As others have noted, Mass v. EPA will cause reverberations not only in Washington D.C., but also in the states. So next week, all eyes will shift to Vermont, where a federal district court judge will begin a three-week trial on whether or not Vermont's law limiting greenhouse gas emissions from new cars and trucks sold in the state is a valid one. The Burlington Free Press published this article about the case, Green Mountain Chrysler v. Dalmasse, yesterday. (For more information and links to some of the filings in the case, see Community Rights Counsel's global warming case library here.)
A little background: California and 11 other states have passed laws that limit the greenhouse gas emissions from new cars and trucks sold in those states, starting with the 2009 model year. Before these laws take effect, EPA has to grant California a waiver for its standards (which frees the other 11 states to implement them), and some states (California, Vermont and Rhode Island) have to win lawsuits brought by the automobile industry to block the emissions laws.
Automakers insist that the only way to reduce greenhouse gas tailpipe emissions is to raise fuel economy standards. They say that federal law leaves fuel economy standards exclusively to the federal government, so state laws reducing greenhouse gas emissions from cars are preempted. Mass v. EPA effectively disentangled the fuel economy argument from the environmental protection argument, saying that EPA's job was "wholly independent" of that of the Department of Transportation. This is helpful for Vermont and its sister states, but it doesn't completely resolve the preemption issue, at least not in the mind of the Vermont district court judge, who on Wednesday denied the state's motion to dismiss the case in the wake of Mass v. EPA.

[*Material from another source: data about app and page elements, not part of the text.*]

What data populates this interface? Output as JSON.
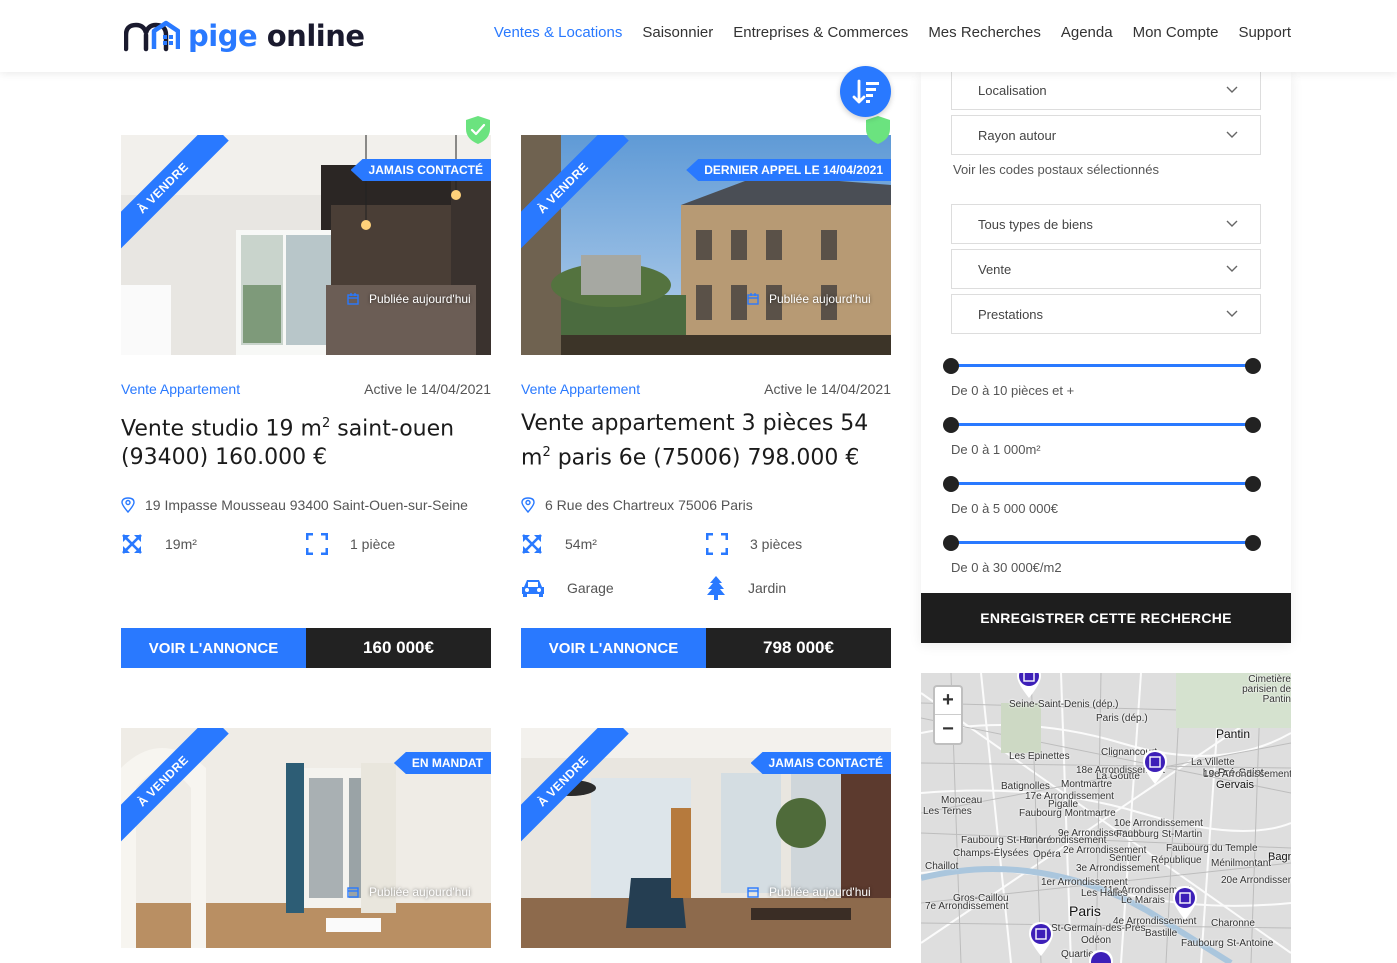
{
  "brand": {
    "part1": "pige",
    "part2": "online"
  },
  "nav": {
    "items": [
      {
        "label": "Ventes & Locations",
        "active": true
      },
      {
        "label": "Saisonnier"
      },
      {
        "label": "Entreprises & Commerces"
      },
      {
        "label": "Mes Recherches"
      },
      {
        "label": "Agenda"
      },
      {
        "label": "Mon Compte"
      },
      {
        "label": "Support"
      }
    ]
  },
  "colors": {
    "accent": "#2979ff",
    "dark": "#222222",
    "shield": "#6be37f"
  },
  "listings": [
    {
      "ribbon": "À VENDRE",
      "status": "JAMAIS CONTACTÉ",
      "published": "Publiée aujourd'hui",
      "type": "Vente Appartement",
      "active": "Active le 14/04/2021",
      "title_a": "Vente studio 19 m",
      "title_sup": "2",
      "title_b": " saint-ouen (93400) 160.000 €",
      "address": "19 Impasse Mousseau 93400 Saint-Ouen-sur-Seine",
      "surface": "19m²",
      "rooms": "1 pièce",
      "voir": "VOIR L'ANNONCE",
      "price": "160 000€"
    },
    {
      "ribbon": "À VENDRE",
      "status": "DERNIER APPEL LE 14/04/2021",
      "published": "Publiée aujourd'hui",
      "type": "Vente Appartement",
      "active": "Active le 14/04/2021",
      "title_a": "Vente appartement 3 pièces 54 m",
      "title_sup": "2",
      "title_b": " paris 6e (75006) 798.000 €",
      "address": "6 Rue des Chartreux 75006 Paris",
      "surface": "54m²",
      "rooms": "3 pièces",
      "garage": "Garage",
      "garden": "Jardin",
      "voir": "VOIR L'ANNONCE",
      "price": "798 000€"
    },
    {
      "ribbon": "À VENDRE",
      "status": "EN MANDAT",
      "published": "Publiée aujourd'hui"
    },
    {
      "ribbon": "À VENDRE",
      "status": "JAMAIS CONTACTÉ",
      "published": "Publiée aujourd'hui"
    }
  ],
  "sidebar": {
    "localisation": "Localisation",
    "rayon": "Rayon autour",
    "codes_link": "Voir les codes postaux sélectionnés",
    "types": "Tous types de biens",
    "transaction": "Vente",
    "prestations": "Prestations",
    "ranges": [
      {
        "label": "De 0 à 10 pièces et +",
        "min": 0,
        "max": 1
      },
      {
        "label": "De 0 à 1 000m²",
        "min": 0,
        "max": 1
      },
      {
        "label": "De 0 à 5 000 000€",
        "min": 0,
        "max": 1
      },
      {
        "label": "De 0 à 30 000€/m2",
        "min": 0,
        "max": 1
      }
    ],
    "save": "ENREGISTRER CETTE RECHERCHE"
  },
  "map": {
    "zoom_in": "+",
    "zoom_out": "−",
    "labels": {
      "saint_denis": "Seine-Saint-Denis (dép.)",
      "paris_dep": "Paris (dép.)",
      "cimetiere": "Cimetière parisien de Pantin",
      "pantin": "Pantin",
      "pre_st_gervais": "Le Pré-Saint-Gervais",
      "paris": "Paris",
      "bagnolet": "Bagnol",
      "epinettes": "Les Epinettes",
      "batignolles": "Batignolles",
      "montmartre": "Montmartre",
      "pigalle": "Pigalle",
      "monceau": "Monceau",
      "ternes": "Les Ternes",
      "champs": "Champs-Élysées",
      "opera": "Opéra",
      "chaillot": "Chaillot",
      "gros_caillou": "Gros-Caillou",
      "le_marais": "Le Marais",
      "villette": "La Villette",
      "goutte": "La Goutte",
      "clignancourt": "Clignancourt",
      "arr19": "19e Arrondissement",
      "arr18": "18e Arrondissement",
      "arr17": "17e Arrondissement",
      "arr10": "10e Arrondissement",
      "arr9": "9e Arrondissement",
      "arr8": "8e Arrondissement",
      "arr2": "2e Arrondissement",
      "arr3": "3e Arrondissement",
      "arr1": "1er Arrondissement",
      "arr4": "4e Arrondissement",
      "arr7": "7e Arrondissement",
      "arr11": "11e Arrondissement",
      "arr20": "20e Arrondissement",
      "faubourg_martin": "Faubourg St-Martin",
      "faubourg_temple": "Faubourg du Temple",
      "faubourg_montmartre": "Faubourg Montmartre",
      "faubourg_honore": "Faubourg St-Honoré",
      "faubourg_antoine": "Faubourg St-Antoine",
      "menilmontant": "Ménilmontant",
      "republique": "République",
      "sentier": "Sentier",
      "halles": "Les Halles",
      "charonne": "Charonne",
      "bastille": "Bastille",
      "st_germain": "St-Germain-des-Prés",
      "odeon": "Odéon",
      "quartier": "Quartier"
    }
  }
}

We hope to have the transcript of Wednesday's hearing on the motion to dismiss soon.